- Choose your cadence: Do you contact a prospect every week? Every two weeks?
- Choose your contact methods: Does your entire campaign revolve around email, or do you contact some prospects by phone, direct mail, or other methods?
A very simple lead nurturing workflow may involve just a series of four or five email messages sent over a period of several weeks. A more advanced workflow may include multiple touch points, content offers, and communication channels, all over a much longer period, and with multiple variations. It’s a good idea to start with a simple workflow, and then allow your campaigns to evolve over time.
If you’re using an adaptive marketing platform, like Act-On, you can take advantage of the latest technologies, such as machine learning and artificial intelligence, that can automagically segment, assign content, and send your emails.
Synch in with Sales
Lead nurturing is usually the marketing team’s responsibility, and it’s a fairly simple matter to assign a team member to manage a company’s ongoing nurturing campaigns.

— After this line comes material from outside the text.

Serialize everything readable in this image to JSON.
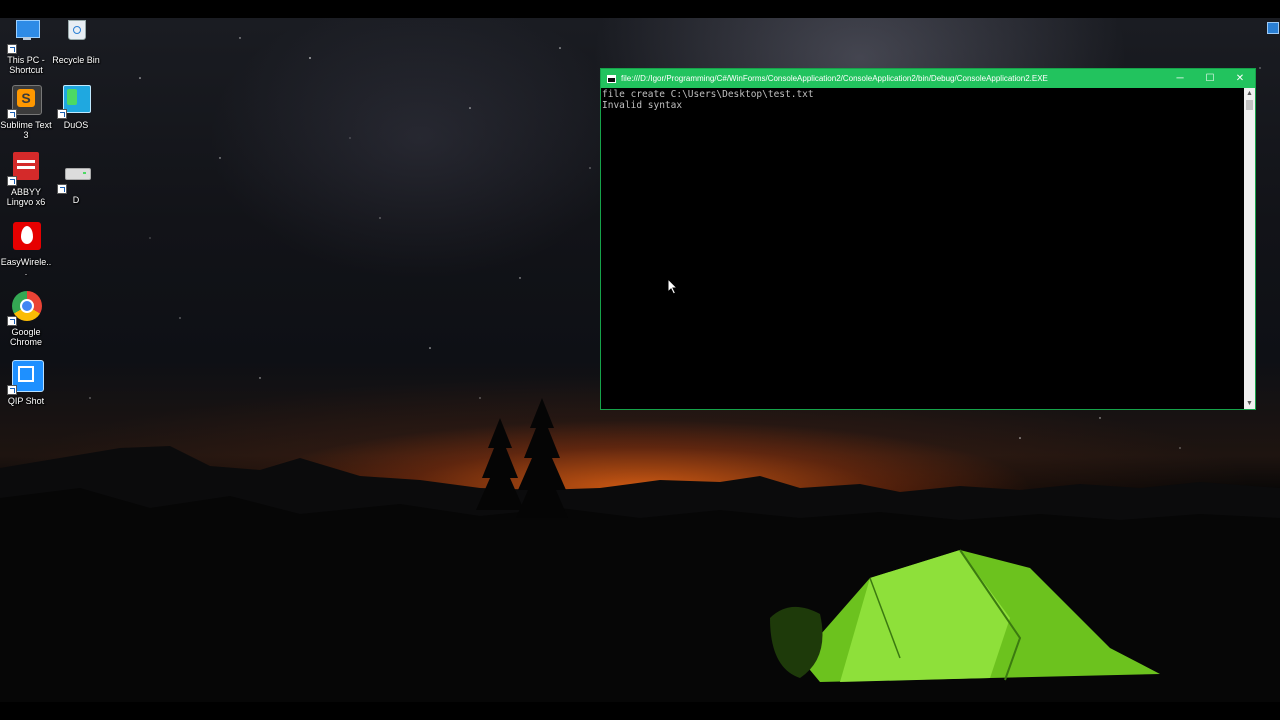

Yet the process of developing a lead nurturing program is a cross-organizational job and should involve sales. You’ll need the right people to gather data, create buyer profiles, develop nurturing campaign workflows, and find or create content.
There are two other reasons to build a lead nurturing team that includes representatives of both sales and marketing:
- Managing handoffs. The goal of a lead nurturing campaign is to move prospects down the funnel, turn them into opportunities, and hand them off to sales. But the devil is in the details: What criteria define an “opportunity?” When does the sales team take over the messaging and contact process from marketing
- Building a feedback process. Is the nurturing program delivering results? When leads don’t work out, are sales reps trained to return them to the nurturing program, or do they simply discard them? As always, clear lines of communications between sales and marketing can make the difference between success and failure.
Measure Your Results
Lead nurturing, especially when combined with an adaptive marketing platform, gives your company the ability to track and measure the effectiveness of your efforts. There are a few places to look for key performance indicators in a lead nurturing campaign, including:
- Engagement: Email open and clickthrough rates are an obvious starting point for your tracking efforts.
- Lead acceleration: How long does it take to move your leads between nurturing campaign stages, and how long does it take to move nurtured leads into the sales cycle?
- Outcome metrics: How many nurtured leads that enter the sales pipeline turn into closed/won deals? What is the average revenue associated with those deals, and how long do they take to close?
Once you establish a baseline with these and other key indicators, you can look for trouble spots in your nurturing campaign, experiment with solutions and consider your next steps.
Review, improve, expand
A basic lead nurturing campaign, using a handful of buyer profiles, a limited process flow, and some performance metrics, is a great place to start.
Like lead scoring, however, lead nurturing is a process that’s never finished; there’s always room to refine, improve and expand your efforts. Besides adding new touchpoints, content, and communication channels to your existing campaigns, there are other ways to take advantage of lead nurturing, including:
- Customer loyalty and retention: Use nurturing tactics to build deeper relationships with your existing customers – including cross-sell and upsell opportunities based on targeted content.
- Customer welcome and onboarding: Use lead nurturing to introduce customers to a newly-purchased product or service; give them support options, tips and tricks, community information, and other resources.
- Remarketing: So-called “waking the dead” campaigns can make the most of missed opportunities (see sidebar).
Lead nurturing can be intimidating, and it can certainly be a complex undertaking. Getting started with lead nurturing, however, can be a straightforward process, given an effective game plan and clearly defined goals.